Flying low over the city on descent into Hong Kong airport several years ago, I was greeted with views of a mountainous green coastal territory punctuated by pockets of dense urban development. The city of Hong Kong covers patches of Hong Kong Island, Kowloon and the New Territories, as well as some of the 200 offshore islands which are part of the Special Administrative Region (Environment Bureau, 2016: 6). Overall, 70% of Hong Kong is green. Listed by the Telegraph as one of ‘the most unlikely green spaces around the world’, the proliferation of greenery in Hong Kong may seem counterintuitive in one of the most densely populated cities in the world, but ultimately represents a significant success in urban planning policy and environmental and social wellbeing, supporting the city’s alluring international image.
Hong Kong’s green space is haven for biodiversity. 26 Country Parks dating back to the 1970s make up 40% of Hong Kong’s area, and the city is correspondingly ‘ranked fifth among world economies for share of territorial area under protection’ (Environment Bureau, 2016: 15). Hong Kong’s protected areas are home to 98% of the territory’s terrestrial wildlife (Environment Bureau, 2016: 15). This includes 540 bird species, a third of the range of species in the whole of China, as well as endangered species including the Chinese Pangolin, and 2100 species native to Hong Kong. However, in the landscape of political ecology, endearing biodiversity figures are not enough to win over land-hungry property developers in one of the world’s most expensive real estate markets.
Here, it is important to explore the tangible benefits of green space for the built-up areas of the territory. Firstly, green space surrounding pockets of developed land in Hong Kong work to mitigate against the urban heat island effect (Sun and Chen, 2017: 38). Extensive green areas also act as ‘lungs’, mitigating against Hong Kong’s perennial air pollution problem, whilst greenery reduces potentially hazardous rainwater runoff. Of particular importance is vegetation’s role in protecting against landslips, a very real risk as urban development has encroached on ‘increasingly steep slopes’ (Jim, 1989: 176). Vegetation is a key strategy in the city’s Landslip and Mitigation Programme (Environment Bureau, 2016: 28), demonstrating the profound importance of green space for the physical resilience of the built environment.
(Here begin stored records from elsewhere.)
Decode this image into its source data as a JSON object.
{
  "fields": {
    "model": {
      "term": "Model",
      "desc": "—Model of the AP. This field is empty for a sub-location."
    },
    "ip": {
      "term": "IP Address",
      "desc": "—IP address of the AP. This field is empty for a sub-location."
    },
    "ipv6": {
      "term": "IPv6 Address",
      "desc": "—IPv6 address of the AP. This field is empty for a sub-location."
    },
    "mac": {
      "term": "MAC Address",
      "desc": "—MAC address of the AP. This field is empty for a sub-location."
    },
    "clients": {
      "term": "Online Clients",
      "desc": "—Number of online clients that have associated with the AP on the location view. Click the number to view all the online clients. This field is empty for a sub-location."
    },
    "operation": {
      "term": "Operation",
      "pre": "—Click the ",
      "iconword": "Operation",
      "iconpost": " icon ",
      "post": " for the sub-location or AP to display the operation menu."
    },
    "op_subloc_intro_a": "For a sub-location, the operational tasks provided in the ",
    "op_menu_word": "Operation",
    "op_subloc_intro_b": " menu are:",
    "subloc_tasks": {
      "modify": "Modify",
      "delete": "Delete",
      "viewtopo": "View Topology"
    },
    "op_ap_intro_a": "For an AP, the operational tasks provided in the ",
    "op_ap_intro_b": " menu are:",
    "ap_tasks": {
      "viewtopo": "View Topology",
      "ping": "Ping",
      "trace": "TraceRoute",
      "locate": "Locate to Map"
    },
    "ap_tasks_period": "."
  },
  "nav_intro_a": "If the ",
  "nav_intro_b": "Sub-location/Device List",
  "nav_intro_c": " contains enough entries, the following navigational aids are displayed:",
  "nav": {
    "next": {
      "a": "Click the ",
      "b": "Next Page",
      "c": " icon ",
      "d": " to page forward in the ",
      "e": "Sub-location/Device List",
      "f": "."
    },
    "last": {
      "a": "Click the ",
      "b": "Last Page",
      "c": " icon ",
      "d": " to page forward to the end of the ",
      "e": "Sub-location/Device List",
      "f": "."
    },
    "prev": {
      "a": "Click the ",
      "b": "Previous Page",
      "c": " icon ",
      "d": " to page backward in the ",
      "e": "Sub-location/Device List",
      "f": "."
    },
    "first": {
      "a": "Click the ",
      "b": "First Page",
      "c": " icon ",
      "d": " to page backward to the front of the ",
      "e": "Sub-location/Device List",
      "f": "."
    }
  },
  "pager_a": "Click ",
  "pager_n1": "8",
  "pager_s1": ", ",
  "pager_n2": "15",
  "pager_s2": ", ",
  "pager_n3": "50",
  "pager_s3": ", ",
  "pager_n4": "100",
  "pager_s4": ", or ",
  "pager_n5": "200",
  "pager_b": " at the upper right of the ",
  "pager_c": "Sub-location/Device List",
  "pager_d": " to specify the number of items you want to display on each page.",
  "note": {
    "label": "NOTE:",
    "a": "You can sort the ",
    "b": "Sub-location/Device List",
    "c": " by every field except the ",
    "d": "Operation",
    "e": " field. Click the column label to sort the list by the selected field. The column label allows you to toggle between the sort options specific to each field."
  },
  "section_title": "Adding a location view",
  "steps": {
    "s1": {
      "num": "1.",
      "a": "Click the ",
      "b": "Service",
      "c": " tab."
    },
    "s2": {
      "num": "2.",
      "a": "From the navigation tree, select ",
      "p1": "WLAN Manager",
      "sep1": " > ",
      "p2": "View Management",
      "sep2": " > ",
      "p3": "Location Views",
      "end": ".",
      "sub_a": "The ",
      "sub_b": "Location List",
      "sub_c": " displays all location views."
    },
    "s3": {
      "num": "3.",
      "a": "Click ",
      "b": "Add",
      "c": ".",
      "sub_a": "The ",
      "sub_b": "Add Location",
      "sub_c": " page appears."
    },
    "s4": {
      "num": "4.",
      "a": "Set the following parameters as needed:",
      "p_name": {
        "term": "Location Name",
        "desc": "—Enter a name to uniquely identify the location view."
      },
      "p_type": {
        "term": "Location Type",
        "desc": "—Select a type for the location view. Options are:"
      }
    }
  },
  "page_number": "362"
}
Physically tangible benefits give way to a multitude of social benefits which crucially underpin Hong Kong’s proposition as a vibrant global city. Hiking trails are an attraction for locals and visitors alike, contributing to annual country park visitor numbers in excess of 11 million. Hiking trails include the 100km MacLehose Trail in the New Territories, as well as the 50km Hong Kong Island Trail and stunning Dragon’s Back Trail (pictured). Whilst promoting physical health, recreational activities represent an opportunity for community building. This is exemplified in the ‘Out in HK’ community group. This LGBT+ network frequently plans night time hiking trips which it advertises on social media. These small group hikes demonstrate the social benefits of Hong Kong’s extensive green space. Further to this, conservation areas are an invaluable educational resource, with nearly 400,000 young people benefiting from educational activities focused on biodiversity each year.
The intrinsic advantages of a city rich in green space have helped debunk arguments from property developers wishing to open up land for housing construction. Whilst developers have argued that greenfield developments are key to solving the affordable housing shortage, research suggests that the sale of government controlled land would have minimal impact on house prices (Li et al, 2015: 981), whilst sacrificing a multitude of benefits represented by Hong Kong’s green space. In 2014, Architect Keith Griffith’s argued that ‘our livelihood, our comfort and happiness is more important than looking at some trees.’ His words fly in the face of clear evidence of the environmental and socio-economic advantages of of Hong Kong’s green space, which the government appears to have acknowledged in its 2017 promise to protect country parks from development. The preservation of Hong Kong’s Country Parks is a planning success story, but in a city characterised by a roaring private real estate market, their survival should by no means be taken for granted.
Environment Bureau, ‘Hong Kong Biodiversity Strategy and Action Plan for 2016-2021’, 2016, accessed at: https://www.afcd.gov.hk/english/conservation/Con_hkbsap/files/HKBSAP_ENG_2.pdf;
Jim, ‘The Distribution and Configuration of Tree Cover in Urban Hong Kong’, GeoJournal, Vol.18, Issue 2, p. 175-188, 1989;
Li, LH, Wong, KKW, Cheung, KS, ‘Land supply and housing prices in Hong Kong: The political economy of urban land policy’, Evironment and Planning C: Government and Policy, vol. 34, 2016, p.981-998; and
Sun and Chen, ‘Effects of green space dynamics on urban heat islands: mitigation and diversification’, Ecosystem Services, Vol. 23, p.38-46, 2017, accessed at: https://www.sciencedirect.com/science/article/abs/pii/S2212041616301772
Feature Image: Aerial View of Hong Kong, with Lamma Island at the bottom left, Hong Kong island in the middle-right and Kowloon and the New Territories above, Author, 2016